(Photo by Unsplash user Benglu Cheng)

TAIPEI (Taiwan News) -- A recently released study by the World Bank has ranked Taiwan as the top country in Asia and 8th in the world overall for the extent to which it provides equal rights to men and women.

The study, titled "Women, Business and the Law 2019: A Decade of Reform," examined the laws and regulations affecting women's prospects as entrepreneurs and employees across 187 economies based on 10 years of data. From college graduates first entering the workforce to women preparing to retire, the index investigates how the economic decisions of females are affected by law.

The study measured eight indicators that assess how women interact with the law as they progress through their careers, including: Going Places, Starting a Job, Getting Paid, Getting Married, Having Children, Running a Business, Managing Assets, and Getting a Pension.

Of these eight indicators, Taiwan received a perfect score of 100 percent in five categories, including Going Places, Starting a Job, Getting Paid, Getting Married, and Managing Assets. However, Taiwan lagged somewhat in Having Children (80), Running a Business (75), and Getting a Pension (75).
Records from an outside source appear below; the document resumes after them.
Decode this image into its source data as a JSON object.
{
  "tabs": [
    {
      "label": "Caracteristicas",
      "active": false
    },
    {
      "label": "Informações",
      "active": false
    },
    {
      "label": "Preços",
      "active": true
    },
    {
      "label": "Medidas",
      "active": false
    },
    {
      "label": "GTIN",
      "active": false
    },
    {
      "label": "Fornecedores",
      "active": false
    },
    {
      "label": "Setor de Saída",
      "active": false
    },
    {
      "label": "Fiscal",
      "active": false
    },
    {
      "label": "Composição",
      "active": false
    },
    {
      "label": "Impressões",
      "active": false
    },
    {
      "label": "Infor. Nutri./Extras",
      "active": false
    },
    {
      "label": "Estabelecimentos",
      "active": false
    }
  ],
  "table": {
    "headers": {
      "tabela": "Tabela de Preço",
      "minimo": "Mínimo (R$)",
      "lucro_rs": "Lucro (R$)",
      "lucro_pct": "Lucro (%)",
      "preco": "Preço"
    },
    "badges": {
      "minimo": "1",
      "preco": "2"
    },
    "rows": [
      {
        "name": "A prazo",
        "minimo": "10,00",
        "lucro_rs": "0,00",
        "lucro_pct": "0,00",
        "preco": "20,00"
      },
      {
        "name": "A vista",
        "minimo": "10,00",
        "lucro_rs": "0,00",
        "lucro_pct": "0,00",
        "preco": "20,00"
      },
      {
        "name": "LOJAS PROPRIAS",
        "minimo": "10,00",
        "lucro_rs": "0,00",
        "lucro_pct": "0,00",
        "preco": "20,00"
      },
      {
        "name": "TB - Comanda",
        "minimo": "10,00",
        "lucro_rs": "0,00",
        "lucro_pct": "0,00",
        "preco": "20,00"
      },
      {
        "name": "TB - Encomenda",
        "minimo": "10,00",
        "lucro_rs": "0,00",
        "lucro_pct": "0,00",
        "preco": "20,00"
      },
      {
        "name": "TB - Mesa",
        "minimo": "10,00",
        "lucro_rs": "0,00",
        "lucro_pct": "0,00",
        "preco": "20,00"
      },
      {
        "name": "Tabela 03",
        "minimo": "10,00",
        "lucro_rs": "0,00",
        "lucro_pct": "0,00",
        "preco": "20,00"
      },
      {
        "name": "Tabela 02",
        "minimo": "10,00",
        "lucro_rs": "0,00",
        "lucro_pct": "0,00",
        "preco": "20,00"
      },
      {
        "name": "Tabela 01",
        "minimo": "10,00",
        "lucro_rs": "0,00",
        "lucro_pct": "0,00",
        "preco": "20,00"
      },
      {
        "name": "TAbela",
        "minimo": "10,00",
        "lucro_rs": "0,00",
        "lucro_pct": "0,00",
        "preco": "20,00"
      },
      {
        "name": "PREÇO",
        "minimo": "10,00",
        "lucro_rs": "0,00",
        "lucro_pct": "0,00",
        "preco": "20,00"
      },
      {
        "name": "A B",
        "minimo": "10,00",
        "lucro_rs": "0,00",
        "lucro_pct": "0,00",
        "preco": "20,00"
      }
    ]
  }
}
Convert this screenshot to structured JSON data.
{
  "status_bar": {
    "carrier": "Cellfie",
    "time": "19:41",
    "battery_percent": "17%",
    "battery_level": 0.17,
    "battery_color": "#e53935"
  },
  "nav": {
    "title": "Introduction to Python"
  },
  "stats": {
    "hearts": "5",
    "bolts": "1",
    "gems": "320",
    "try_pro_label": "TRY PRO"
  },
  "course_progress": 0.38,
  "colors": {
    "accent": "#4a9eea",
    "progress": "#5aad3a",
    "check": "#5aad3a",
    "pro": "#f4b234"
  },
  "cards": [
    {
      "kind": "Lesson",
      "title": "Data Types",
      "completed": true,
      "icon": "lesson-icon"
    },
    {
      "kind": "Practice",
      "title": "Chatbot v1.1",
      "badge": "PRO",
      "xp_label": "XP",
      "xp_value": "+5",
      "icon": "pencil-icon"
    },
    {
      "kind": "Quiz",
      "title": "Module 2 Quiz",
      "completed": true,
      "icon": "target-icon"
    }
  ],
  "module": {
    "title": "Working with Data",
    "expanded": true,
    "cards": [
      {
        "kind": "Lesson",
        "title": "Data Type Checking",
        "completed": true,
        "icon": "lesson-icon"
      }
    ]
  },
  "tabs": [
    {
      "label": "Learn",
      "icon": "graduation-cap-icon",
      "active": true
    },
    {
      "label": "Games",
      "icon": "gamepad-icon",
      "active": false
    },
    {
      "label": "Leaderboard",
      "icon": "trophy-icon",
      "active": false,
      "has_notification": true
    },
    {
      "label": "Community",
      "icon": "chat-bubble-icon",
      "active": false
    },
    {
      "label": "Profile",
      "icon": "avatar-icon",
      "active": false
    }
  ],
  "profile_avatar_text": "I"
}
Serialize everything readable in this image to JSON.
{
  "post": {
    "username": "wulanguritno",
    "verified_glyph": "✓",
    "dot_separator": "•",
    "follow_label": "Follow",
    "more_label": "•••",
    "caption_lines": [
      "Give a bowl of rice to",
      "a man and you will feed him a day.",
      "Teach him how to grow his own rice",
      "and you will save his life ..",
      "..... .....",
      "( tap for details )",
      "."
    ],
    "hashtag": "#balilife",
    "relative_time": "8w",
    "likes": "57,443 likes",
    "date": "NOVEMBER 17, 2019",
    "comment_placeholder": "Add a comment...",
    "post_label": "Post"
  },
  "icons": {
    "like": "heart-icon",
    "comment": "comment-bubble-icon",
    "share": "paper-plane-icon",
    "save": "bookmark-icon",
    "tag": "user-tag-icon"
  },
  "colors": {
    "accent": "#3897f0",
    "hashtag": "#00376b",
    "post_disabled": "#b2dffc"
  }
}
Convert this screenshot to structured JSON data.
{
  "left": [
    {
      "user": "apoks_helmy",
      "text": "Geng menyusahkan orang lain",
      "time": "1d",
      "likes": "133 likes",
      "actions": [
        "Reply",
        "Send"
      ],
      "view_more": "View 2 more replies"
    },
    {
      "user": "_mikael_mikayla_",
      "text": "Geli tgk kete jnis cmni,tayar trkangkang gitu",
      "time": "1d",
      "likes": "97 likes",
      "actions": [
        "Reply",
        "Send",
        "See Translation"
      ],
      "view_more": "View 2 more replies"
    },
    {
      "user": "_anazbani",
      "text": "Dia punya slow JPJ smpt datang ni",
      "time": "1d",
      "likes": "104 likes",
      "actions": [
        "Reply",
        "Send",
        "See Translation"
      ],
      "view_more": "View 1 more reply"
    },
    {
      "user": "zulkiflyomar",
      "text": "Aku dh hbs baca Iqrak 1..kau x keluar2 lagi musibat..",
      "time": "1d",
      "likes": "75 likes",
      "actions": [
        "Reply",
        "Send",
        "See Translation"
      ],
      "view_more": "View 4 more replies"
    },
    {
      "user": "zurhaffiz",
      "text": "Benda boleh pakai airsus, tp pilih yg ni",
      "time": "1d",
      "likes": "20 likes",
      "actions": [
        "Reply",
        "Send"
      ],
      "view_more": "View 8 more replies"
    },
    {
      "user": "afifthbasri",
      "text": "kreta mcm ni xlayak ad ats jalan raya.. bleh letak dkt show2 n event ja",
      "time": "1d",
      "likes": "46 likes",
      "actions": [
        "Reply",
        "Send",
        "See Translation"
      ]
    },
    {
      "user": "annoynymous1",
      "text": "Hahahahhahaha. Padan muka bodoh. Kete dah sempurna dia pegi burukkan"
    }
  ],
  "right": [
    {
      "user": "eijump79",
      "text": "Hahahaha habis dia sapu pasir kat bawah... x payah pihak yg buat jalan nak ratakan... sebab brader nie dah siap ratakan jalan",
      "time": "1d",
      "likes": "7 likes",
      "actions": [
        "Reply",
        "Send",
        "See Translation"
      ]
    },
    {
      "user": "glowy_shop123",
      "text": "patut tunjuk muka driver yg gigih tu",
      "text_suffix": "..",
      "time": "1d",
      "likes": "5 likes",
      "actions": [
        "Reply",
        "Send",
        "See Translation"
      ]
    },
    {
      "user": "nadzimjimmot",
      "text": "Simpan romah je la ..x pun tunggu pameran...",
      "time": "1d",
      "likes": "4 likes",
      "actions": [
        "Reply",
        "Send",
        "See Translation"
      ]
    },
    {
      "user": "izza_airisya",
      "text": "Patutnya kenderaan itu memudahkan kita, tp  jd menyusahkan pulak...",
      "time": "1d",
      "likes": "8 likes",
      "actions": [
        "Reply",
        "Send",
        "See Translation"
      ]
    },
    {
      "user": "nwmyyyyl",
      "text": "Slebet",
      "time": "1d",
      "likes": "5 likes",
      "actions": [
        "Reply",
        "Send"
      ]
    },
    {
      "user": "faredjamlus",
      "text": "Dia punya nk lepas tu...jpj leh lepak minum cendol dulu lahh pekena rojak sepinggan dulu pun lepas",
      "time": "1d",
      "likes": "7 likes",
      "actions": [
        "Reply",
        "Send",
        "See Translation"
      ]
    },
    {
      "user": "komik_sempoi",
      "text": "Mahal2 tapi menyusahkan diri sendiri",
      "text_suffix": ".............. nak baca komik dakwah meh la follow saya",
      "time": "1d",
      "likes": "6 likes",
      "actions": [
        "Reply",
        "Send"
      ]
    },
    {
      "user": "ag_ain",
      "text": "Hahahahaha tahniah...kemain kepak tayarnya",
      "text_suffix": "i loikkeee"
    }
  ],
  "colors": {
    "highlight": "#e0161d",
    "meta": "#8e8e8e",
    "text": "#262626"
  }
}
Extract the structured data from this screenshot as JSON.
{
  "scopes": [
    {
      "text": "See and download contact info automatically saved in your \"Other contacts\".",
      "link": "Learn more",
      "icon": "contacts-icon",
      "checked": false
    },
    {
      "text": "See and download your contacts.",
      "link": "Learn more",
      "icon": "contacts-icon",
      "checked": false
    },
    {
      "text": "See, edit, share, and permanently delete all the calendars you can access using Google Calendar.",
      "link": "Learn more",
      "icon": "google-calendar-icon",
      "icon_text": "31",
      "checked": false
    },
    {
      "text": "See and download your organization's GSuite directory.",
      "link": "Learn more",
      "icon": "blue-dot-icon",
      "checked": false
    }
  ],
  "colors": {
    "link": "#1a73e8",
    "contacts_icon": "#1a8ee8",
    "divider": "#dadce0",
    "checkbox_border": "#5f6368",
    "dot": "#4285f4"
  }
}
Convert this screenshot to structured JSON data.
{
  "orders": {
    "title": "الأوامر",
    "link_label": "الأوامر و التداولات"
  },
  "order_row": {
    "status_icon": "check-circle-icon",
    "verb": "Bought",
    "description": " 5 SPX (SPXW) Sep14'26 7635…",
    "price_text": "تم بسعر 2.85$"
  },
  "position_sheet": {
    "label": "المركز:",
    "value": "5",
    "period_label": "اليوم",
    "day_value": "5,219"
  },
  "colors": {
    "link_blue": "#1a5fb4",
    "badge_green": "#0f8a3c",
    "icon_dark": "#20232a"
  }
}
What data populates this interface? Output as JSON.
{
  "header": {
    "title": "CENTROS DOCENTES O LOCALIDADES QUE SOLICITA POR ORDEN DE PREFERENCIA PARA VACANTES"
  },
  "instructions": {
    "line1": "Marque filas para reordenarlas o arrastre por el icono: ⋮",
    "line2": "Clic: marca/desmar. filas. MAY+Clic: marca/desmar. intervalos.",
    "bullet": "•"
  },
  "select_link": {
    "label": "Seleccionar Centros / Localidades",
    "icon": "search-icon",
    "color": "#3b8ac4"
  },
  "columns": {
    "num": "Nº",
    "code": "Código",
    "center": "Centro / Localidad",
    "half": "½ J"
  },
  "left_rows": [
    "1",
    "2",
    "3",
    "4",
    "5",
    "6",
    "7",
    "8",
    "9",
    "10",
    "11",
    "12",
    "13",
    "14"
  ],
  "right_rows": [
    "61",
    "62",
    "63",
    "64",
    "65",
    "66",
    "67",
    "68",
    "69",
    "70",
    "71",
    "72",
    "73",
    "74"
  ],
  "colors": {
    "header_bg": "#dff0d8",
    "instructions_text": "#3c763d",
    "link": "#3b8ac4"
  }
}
On its overall Women, Business and the Law index, in which perfect score of 100 means that men and women are treated completely equally under the law, Taiwan scored a 91.25, making it the leader in Asia. Overall in the world, it tied with Albania and New Zealand for 8th place.

The closest countries behind Taiwan in Asia were Laos (12th), Hong Kong (14th), and South Korea (15th). The top spot in the world was a six-way tie between Belgium, Denmark, France, Latvia, Luxembourg, and Sweden.

In the indicator Getting Paid, which measures laws affecting occupational segregation and the gender wage gap, the study noted that Taiwan was one of 22 countries which had implemented reforms on the restrictions on women's work in various sectors, and was only one of six that had removed all such limitations.

On Sunday, President Tsai Ing-wen on Twitter pointed out the fact that Taiwan was one six countries to remove all restrictions on the employment of women and said, "I believe every woman should be given the right to pursue her aspirations."